- Williams, C. (n.d.). The Origin (and future) of the Ketogenic Diet – Part 2. In Robb Wolf. Retrieved from http://robbwolf.com/2015/09/30/the-origin-and-future-of-the-ketogenic-diet-part-2
- Williams, C. (n.d.). The Origin (and future) of the Ketogenic Diet – Part 3. In Robb Wolf. Retrieved from http://robbwolf.com/2015/10/07/the-origin-and-future-of-the-ketogenic-diet-part-3/
- Gedgaudas, N., & Kharrazian, D. (2014). RETHINKING FATIGUE: What Your Adrenals Are Really Telling You And What You Can Do About It. (s.l): Primal Body Primal Mind Publishing.
- Neal, E. G., Chaffe, H., Schwartz, R. H., Lawson, M. S., Edwards, N., Fitzsimmons, G., Cross, J. H. (2008). The ketogenic diet for the treatment of childhood epilepsy: a randomised controlled trial. Lancet Neurology, 7(6), 500–506.
- Vining, E. P., Freeman, J. M., Ballaban-Gil, K., Camfield, C. S., Camfield, P. R., Holmes, G. L., Wheless, J. W. (1998). A multicenter study of the efficacy of the ketogenic diet. Archives of Neurology, 55(11), 1433–1437.
- Moore, J., & Westman, E. (2014). Keto Clarity: Your Definitive Guide to the Benefits of a Low-Carb, High-Fat Diet. New Jersey, USA: Victory Belt Publishing.

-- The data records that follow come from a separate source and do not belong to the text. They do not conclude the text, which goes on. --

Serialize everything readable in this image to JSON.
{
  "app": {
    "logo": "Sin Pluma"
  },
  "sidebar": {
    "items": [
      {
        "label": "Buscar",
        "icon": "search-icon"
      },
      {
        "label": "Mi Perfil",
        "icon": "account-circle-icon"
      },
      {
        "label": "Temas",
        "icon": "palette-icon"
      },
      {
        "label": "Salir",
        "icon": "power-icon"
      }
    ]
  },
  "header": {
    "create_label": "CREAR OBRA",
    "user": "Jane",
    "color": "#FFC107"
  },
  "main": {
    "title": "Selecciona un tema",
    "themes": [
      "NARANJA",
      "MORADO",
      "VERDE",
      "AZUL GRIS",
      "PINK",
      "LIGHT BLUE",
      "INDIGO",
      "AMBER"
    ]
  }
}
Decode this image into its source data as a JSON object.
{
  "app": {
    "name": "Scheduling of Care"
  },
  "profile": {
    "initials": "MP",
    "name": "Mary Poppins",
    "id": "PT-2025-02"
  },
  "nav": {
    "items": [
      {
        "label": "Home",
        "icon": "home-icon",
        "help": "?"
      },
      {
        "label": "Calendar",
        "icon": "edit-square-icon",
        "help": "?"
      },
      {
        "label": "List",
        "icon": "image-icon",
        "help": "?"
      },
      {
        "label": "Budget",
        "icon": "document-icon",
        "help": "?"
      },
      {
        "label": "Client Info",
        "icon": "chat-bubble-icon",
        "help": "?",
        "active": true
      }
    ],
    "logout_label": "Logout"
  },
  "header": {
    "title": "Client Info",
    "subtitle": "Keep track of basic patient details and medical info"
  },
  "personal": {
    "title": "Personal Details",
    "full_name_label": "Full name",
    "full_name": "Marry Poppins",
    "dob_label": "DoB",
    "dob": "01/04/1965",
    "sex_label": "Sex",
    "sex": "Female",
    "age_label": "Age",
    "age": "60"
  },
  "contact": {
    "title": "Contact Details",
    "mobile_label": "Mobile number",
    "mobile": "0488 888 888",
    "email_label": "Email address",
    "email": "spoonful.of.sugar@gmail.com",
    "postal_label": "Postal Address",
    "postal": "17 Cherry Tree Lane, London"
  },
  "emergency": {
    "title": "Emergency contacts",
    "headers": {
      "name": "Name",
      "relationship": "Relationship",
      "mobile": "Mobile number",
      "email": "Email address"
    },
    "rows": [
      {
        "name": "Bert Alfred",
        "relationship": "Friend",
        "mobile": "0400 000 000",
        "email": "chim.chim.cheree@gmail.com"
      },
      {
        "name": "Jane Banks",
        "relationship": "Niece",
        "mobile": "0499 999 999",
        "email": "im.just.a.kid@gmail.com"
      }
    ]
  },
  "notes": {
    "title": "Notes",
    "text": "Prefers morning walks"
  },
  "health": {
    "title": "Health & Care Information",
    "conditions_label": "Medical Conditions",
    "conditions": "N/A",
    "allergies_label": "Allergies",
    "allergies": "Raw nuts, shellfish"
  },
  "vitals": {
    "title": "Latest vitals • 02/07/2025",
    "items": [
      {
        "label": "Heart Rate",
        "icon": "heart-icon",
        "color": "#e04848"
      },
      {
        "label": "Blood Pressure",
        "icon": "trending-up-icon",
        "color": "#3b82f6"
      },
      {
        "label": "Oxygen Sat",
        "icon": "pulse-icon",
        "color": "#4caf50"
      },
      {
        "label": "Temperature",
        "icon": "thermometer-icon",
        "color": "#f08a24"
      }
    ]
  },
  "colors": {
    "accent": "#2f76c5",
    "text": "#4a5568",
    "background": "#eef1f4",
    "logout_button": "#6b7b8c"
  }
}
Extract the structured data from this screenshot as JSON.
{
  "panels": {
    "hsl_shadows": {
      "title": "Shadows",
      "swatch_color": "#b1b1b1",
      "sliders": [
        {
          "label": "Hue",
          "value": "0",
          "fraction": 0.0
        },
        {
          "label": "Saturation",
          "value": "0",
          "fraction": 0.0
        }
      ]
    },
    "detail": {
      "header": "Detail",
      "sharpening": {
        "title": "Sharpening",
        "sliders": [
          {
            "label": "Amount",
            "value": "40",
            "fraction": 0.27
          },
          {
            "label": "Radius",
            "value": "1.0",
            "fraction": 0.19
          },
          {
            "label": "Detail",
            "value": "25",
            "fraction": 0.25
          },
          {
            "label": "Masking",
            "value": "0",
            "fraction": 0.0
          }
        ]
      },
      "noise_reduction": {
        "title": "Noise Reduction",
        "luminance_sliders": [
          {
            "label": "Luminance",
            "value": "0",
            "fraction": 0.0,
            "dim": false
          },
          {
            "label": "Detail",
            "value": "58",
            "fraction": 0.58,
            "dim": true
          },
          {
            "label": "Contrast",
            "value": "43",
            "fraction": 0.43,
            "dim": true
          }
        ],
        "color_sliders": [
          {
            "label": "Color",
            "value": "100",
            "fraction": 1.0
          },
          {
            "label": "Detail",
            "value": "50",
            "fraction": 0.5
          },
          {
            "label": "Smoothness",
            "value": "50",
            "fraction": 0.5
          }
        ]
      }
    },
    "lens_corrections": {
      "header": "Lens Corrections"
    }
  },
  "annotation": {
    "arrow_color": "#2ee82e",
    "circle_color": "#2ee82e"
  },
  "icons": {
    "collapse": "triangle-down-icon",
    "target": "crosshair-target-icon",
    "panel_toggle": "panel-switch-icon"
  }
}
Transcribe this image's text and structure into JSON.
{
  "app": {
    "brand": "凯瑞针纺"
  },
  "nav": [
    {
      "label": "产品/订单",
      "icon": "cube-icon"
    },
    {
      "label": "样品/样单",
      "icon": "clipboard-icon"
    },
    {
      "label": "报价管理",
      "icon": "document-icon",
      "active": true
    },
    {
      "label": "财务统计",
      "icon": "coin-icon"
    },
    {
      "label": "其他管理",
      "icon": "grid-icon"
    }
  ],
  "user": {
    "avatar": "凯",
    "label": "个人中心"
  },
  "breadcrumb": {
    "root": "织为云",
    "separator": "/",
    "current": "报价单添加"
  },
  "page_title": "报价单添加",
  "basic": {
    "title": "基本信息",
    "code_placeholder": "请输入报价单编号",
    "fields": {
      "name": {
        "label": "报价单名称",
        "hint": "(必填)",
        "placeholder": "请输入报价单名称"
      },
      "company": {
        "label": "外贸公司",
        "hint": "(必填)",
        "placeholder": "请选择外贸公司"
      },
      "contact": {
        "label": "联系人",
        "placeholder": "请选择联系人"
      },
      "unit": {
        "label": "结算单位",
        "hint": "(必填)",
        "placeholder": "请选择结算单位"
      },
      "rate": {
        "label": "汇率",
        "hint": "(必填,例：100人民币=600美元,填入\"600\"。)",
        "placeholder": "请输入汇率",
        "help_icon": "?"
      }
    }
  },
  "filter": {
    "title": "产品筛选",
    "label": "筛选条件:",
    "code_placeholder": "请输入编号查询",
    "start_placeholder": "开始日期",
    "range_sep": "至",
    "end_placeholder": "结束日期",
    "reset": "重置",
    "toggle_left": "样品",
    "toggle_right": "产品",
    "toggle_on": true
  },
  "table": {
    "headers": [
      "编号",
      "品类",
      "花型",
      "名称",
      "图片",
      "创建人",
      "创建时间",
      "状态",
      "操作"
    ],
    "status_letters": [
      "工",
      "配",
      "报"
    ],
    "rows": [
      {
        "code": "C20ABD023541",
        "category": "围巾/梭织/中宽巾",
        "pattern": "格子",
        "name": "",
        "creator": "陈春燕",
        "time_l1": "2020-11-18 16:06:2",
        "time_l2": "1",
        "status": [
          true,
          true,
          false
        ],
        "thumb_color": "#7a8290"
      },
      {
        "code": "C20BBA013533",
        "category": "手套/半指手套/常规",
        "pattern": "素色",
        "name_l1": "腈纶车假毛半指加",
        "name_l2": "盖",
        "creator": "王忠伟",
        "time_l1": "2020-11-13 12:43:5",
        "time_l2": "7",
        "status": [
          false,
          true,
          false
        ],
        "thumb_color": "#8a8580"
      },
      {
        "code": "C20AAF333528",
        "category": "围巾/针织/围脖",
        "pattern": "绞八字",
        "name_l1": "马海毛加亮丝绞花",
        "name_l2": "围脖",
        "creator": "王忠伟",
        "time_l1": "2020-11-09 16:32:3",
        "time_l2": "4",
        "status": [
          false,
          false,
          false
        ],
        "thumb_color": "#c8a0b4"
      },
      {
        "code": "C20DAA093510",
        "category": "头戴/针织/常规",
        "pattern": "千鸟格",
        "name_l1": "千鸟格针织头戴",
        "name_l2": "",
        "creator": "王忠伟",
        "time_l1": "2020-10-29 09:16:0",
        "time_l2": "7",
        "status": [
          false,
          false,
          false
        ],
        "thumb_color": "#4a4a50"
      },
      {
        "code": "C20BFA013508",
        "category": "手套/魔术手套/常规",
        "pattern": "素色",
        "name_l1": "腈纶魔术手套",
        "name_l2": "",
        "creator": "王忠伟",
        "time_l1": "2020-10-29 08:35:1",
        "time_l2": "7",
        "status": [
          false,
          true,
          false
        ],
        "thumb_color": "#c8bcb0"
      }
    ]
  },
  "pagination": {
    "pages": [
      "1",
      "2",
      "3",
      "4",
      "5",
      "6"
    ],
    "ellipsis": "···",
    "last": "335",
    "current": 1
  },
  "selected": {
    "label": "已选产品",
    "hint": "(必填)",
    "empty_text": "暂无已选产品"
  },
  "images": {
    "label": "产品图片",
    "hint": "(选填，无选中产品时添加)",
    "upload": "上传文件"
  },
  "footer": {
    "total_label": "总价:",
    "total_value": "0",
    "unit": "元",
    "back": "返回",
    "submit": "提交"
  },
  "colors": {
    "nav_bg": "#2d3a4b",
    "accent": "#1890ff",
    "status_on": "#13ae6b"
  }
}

- Freedman, B. I., Langefeld, C. D., Murea, M., Ma, L., Otvos, J. D., Turner, J., … Parks, J. S. (2011). Apolipoprotein L1 nephropathy risk variants associate with HDL subfraction concentration in African Americans. Nephrology, Dialysis, Transplantation: Official Publication of the European Dialysis and Transplant Association – European Renal Association, 26(11), 3805–3810.